Couplage de ce que j' appellerai du micro-STEP avec un parc de 4 éoliennes.
Ça va se faire en Allemagne, avec General Electric comme industriel.
L'eau sera turbinée 180 m plus bas dans une vallée (600 feet).
Les réservoirs d'eau en hauteurs seront au pied de chaque éolienne à raison d environ 38 000 m3 d'eau (10.6 millions de Gallons).
Devrait être opérationnel fin 2018
This Unique Combo Of Wind And Hydro Power Could Revolutionize Renewable Energy
Oct 16, 2016 by Tobey Grumet
Wind is a clean, cheap source of renewable energy, but it’s also fickle. You can never be sure whether the wind will blow. But engineers in Europe have now found a way to crack this shortcoming by combining it with hydropower. The big idea here is that the wind will generate electricity when it’s, well, windy, and the water will act as a giant battery that will discharge and modulate output when it stops blowing.
The German firm Max Boegl Wind AG approached GE Renewable Energy to collaborate on the first wind farm with an integrated hydropower plant in March. The four-turbine pilot project will be connected to the grid by the end of 2017, and the hydropower plant should be operational by the end of 2018.
These won’t be ordinary wind turbines. They will be the world’s tallest, standing 584 feet high when the blade is pointing straight up. The base of the turbines—the bottom 131 feet—will double as a water reservoir holding 1.6 million gallons of water, and the whole turbine will sit in another reservoir holding an additional 9 million gallons.
The setup essentially works as a hydro pump station (see image above). When electricity is needed, water flowing downhill from the reservoirs will power the hydro plant. When the energy supply is high, the hydro plant will pump the water back up the hill to the reservoirs and will act as the giant battery. The hydro plant will benefit from this arbitrage, making power when the price is high and using power when the price is low, while complementing the wind farm. The combination of the two power sources (which will work in parallel to each other) will ensure that electricity is always flowing from the plant.
For it to work, the wind turbines must sit at the top of a hill, and there must be room in the valley for a man-made lake — in this case 600 feet below the wind farm—that will store the water when it’s not being used by the turbines.
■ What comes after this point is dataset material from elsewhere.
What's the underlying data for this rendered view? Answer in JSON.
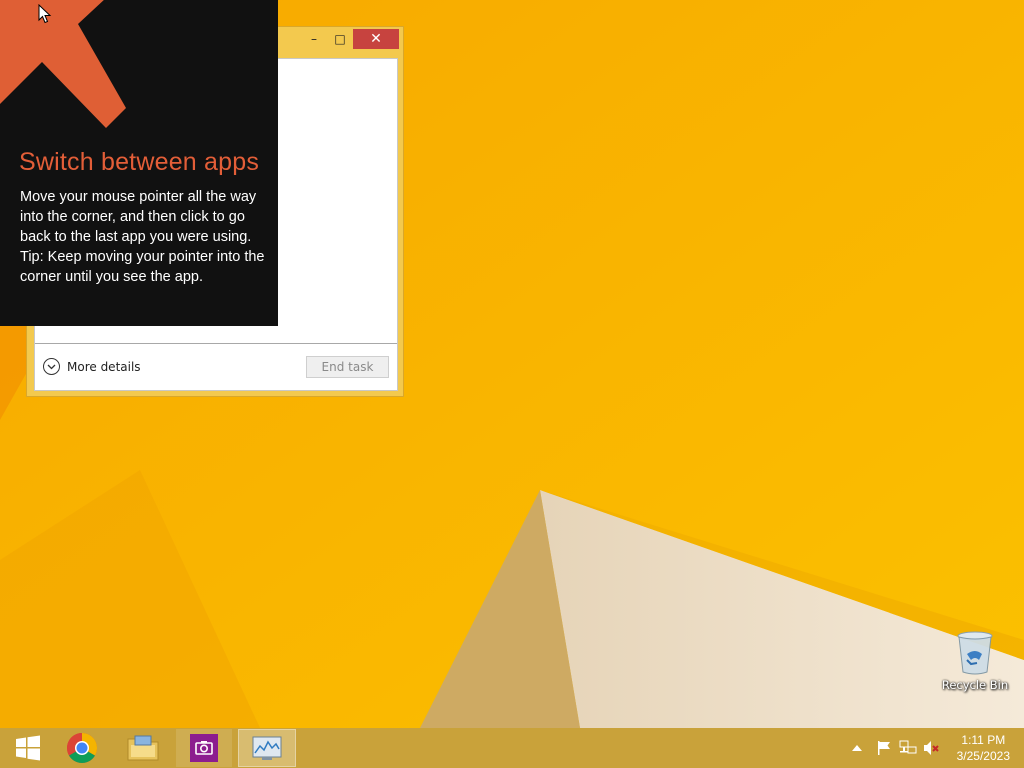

The Swabian-Franconian Forest, in Germany, proved the perfect location. Built into the hills will be a hydroelectric plant capable of producing 16 megawatts of power, while the wind farm on its own will produce 13.6 megawatts.
The team behind the farms says the innovative design provides a very fast increase in output, allowing the hydro plant to react immediately to fluctuations in the German energy market. “Germans in this area are known as tinkerers and inventors,” says Cliff Harris, general manager for onshore wind in EMEA at GE Renewable Energy. “So the mentality of this technology really fits with the population.”
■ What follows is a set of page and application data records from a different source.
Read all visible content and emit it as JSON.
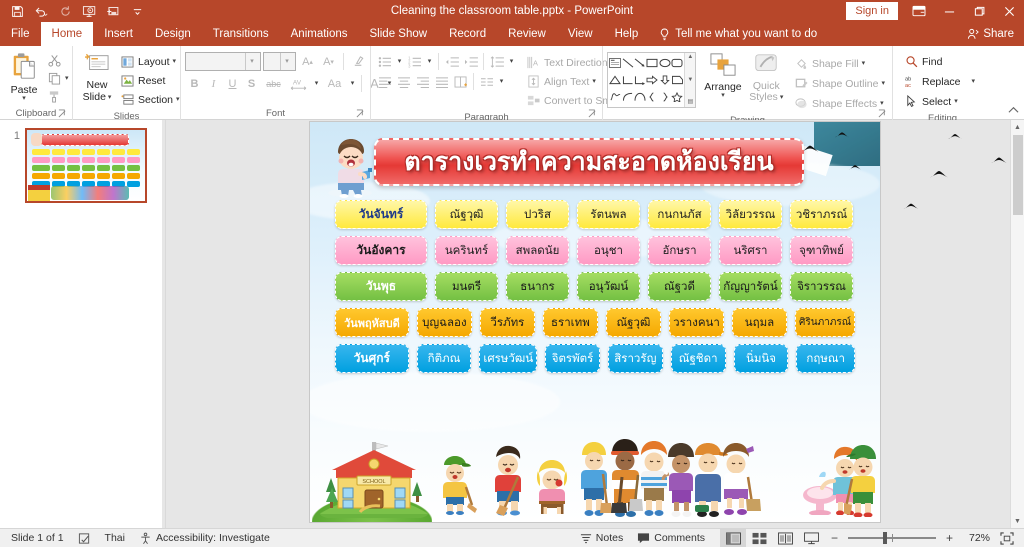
{
  "titlebar": {
    "document_title": "Cleaning the classroom table.pptx  -  PowerPoint",
    "signin_label": "Sign in",
    "qat": [
      {
        "name": "save-icon",
        "label": "Save"
      },
      {
        "name": "undo-icon",
        "label": "Undo"
      },
      {
        "name": "redo-icon",
        "label": "Redo"
      },
      {
        "name": "start-from-beginning-icon",
        "label": "Start From Beginning"
      },
      {
        "name": "new-slide-qat-icon",
        "label": "New Slide"
      },
      {
        "name": "customize-qat-icon",
        "label": "Customize Quick Access Toolbar"
      }
    ],
    "window_buttons": {
      "ribbon_display_options": "Ribbon Display Options",
      "minimize": "Minimize",
      "restore": "Restore Down",
      "close": "Close"
    }
  },
  "tabs": [
    {
      "label": "File",
      "active": false
    },
    {
      "label": "Home",
      "active": true
    },
    {
      "label": "Insert",
      "active": false
    },
    {
      "label": "Design",
      "active": false
    },
    {
      "label": "Transitions",
      "active": false
    },
    {
      "label": "Animations",
      "active": false
    },
    {
      "label": "Slide Show",
      "active": false
    },
    {
      "label": "Record",
      "active": false
    },
    {
      "label": "Review",
      "active": false
    },
    {
      "label": "View",
      "active": false
    },
    {
      "label": "Help",
      "active": false
    }
  ],
  "tellme": {
    "placeholder": "Tell me what you want to do",
    "icon": "lightbulb-icon"
  },
  "share": {
    "label": "Share",
    "icon": "share-person-icon"
  },
  "ribbon": {
    "clipboard": {
      "group_label": "Clipboard",
      "paste_label": "Paste",
      "cut_label": "Cut",
      "copy_label": "Copy",
      "format_painter_label": "Format Painter"
    },
    "slides": {
      "group_label": "Slides",
      "new_slide_label": "New\nSlide",
      "new_slide_line1": "New",
      "new_slide_line2": "Slide",
      "layout_label": "Layout",
      "reset_label": "Reset",
      "section_label": "Section"
    },
    "font": {
      "group_label": "Font",
      "font_name_value": "",
      "font_size_value": "",
      "increase_font_label": "Increase Font Size",
      "decrease_font_label": "Decrease Font Size",
      "clear_formatting_label": "Clear All Formatting",
      "bold": "B",
      "italic": "I",
      "underline": "U",
      "shadow": "S",
      "strikethrough": "abc",
      "character_spacing": "AV",
      "change_case": "Aa",
      "font_color": "A"
    },
    "paragraph": {
      "group_label": "Paragraph",
      "text_direction_label": "Text Direction",
      "align_text_label": "Align Text",
      "convert_smartart_label": "Convert to SmartArt"
    },
    "drawing": {
      "group_label": "Drawing",
      "arrange_label": "Arrange",
      "quick_styles_line1": "Quick",
      "quick_styles_line2": "Styles",
      "shape_fill_label": "Shape Fill",
      "shape_outline_label": "Shape Outline",
      "shape_effects_label": "Shape Effects"
    },
    "editing": {
      "group_label": "Editing",
      "find_label": "Find",
      "replace_label": "Replace",
      "select_label": "Select"
    }
  },
  "thumbnails": [
    {
      "number": "1",
      "selected": true
    }
  ],
  "slide": {
    "title": "ตารางเวรทำความสะอาดห้องเรียน",
    "rows": [
      {
        "color_key": "r-yellow",
        "accent": "#ffe93d",
        "day": "วันจันทร์",
        "names": [
          "ณัฐวุฒิ",
          "ปวริส",
          "รัตนพล",
          "กนกนภัส",
          "วิลัยวรรณ",
          "วชิราภรณ์"
        ]
      },
      {
        "color_key": "r-pink",
        "accent": "#ff9ac4",
        "day": "วันอังคาร",
        "names": [
          "นครินทร์",
          "สพลดนัย",
          "อนุชา",
          "อักษรา",
          "นริศรา",
          "จุฑาทิพย์"
        ]
      },
      {
        "color_key": "r-green",
        "accent": "#74c043",
        "day": "วันพุธ",
        "names": [
          "มนตรี",
          "ธนากร",
          "อนุวัฒน์",
          "ณัฐวดี",
          "กัญญารัตน์",
          "จิราวรรณ"
        ]
      },
      {
        "color_key": "r-orange",
        "accent": "#f5a800",
        "day": "วันพฤหัสบดี",
        "names": [
          "บุญฉลอง",
          "วีรภัทร",
          "ธราเทพ",
          "ณัฐวุฒิ",
          "วรางคนา",
          "นฤมล",
          "ศิรินภาภรณ์"
        ]
      },
      {
        "color_key": "r-blue",
        "accent": "#00a0e0",
        "day": "วันศุกร์",
        "names": [
          "กิติภณ",
          "เศรษวัฒน์",
          "จิตรพัตร์",
          "สิราวรัญ",
          "ณัฐชิดา",
          "นิ่มนิจ",
          "กฤษณา"
        ]
      }
    ],
    "school_sign": "SCHOOL"
  },
  "statusbar": {
    "slide_counter": "Slide 1 of 1",
    "notes_icon_label": "Spelling",
    "language": "Thai",
    "accessibility": "Accessibility: Investigate",
    "notes_label": "Notes",
    "comments_label": "Comments",
    "views": [
      {
        "name": "normal-view-button",
        "active": true
      },
      {
        "name": "slide-sorter-view-button",
        "active": false
      },
      {
        "name": "reading-view-button",
        "active": false
      },
      {
        "name": "slide-show-button",
        "active": false
      }
    ],
    "zoom_out": "−",
    "zoom_in": "+",
    "zoom_value": "72%",
    "fit_to_window_label": "Fit slide to current window"
  }
}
http://www.gereports.com/unique-combo-w ... le-energy/
il y a des illustrations interessantes dans le lien mais trop grandes pour entrer ici.
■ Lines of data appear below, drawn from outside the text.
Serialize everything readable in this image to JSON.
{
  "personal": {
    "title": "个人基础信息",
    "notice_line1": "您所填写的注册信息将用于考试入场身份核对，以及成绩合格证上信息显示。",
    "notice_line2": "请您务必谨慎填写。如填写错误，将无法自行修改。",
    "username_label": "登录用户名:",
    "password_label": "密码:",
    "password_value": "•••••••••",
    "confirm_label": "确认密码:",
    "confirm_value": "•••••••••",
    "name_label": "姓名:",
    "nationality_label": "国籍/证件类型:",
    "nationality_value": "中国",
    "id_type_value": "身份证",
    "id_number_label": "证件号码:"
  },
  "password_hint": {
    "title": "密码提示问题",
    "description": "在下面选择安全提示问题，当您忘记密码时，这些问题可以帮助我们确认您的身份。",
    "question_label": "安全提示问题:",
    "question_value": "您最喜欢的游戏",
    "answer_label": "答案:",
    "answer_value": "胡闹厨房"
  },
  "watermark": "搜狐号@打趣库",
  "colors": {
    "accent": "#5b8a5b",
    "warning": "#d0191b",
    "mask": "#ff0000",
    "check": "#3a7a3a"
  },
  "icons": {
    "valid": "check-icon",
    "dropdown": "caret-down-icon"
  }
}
voir aussi http://www.evwind.es/2016/11/03/germany ... ines/57807